You’re likely within a few feet of an electric switch. When you turn it on, some power plant many miles away starts producing the electrons your device needs. Despite the growth of renewable-energy solutions, most of those electrons are still generated by fossil fuel or radioactive fuel.
The trouble is that thermal electricity generation—a category that includes coal, natural gas, and nuclear power—doesn’t just require fuel, but also water. And a lot of it.
In the US and Europe, more than half of the water drawn from nature is used for power generation. This year’s heatwave has forced some of those power plants to shut down. Thermal power plants use high-temperature steam to turn turbines, which convert heat energy into electricity. In the process, the steam’s temperature falls, so it can no longer be used efficiently to move the turbine again.
To raise its temperature back up, the steam first needs to be condensed into water, because liquids absorb heat better than gases.

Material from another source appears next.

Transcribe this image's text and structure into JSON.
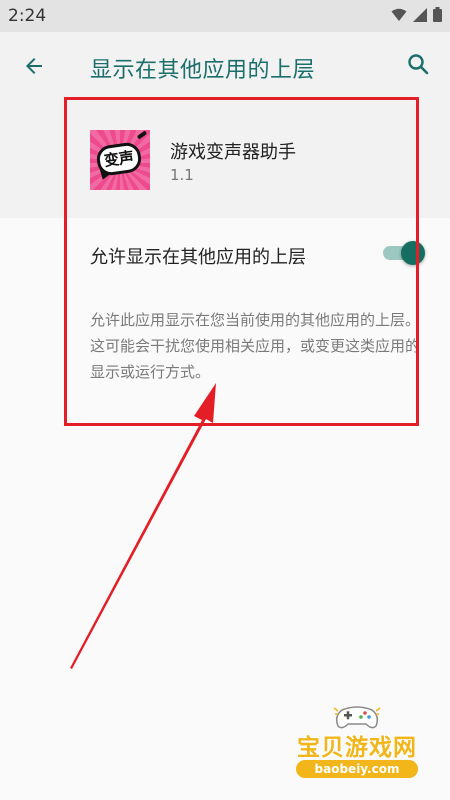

The condensation is achieved by using cooling water drawn from rivers, lakes, or seas, which is then dumped back at a temperature that is safe for wildlife in those waters. The amount of water needed […]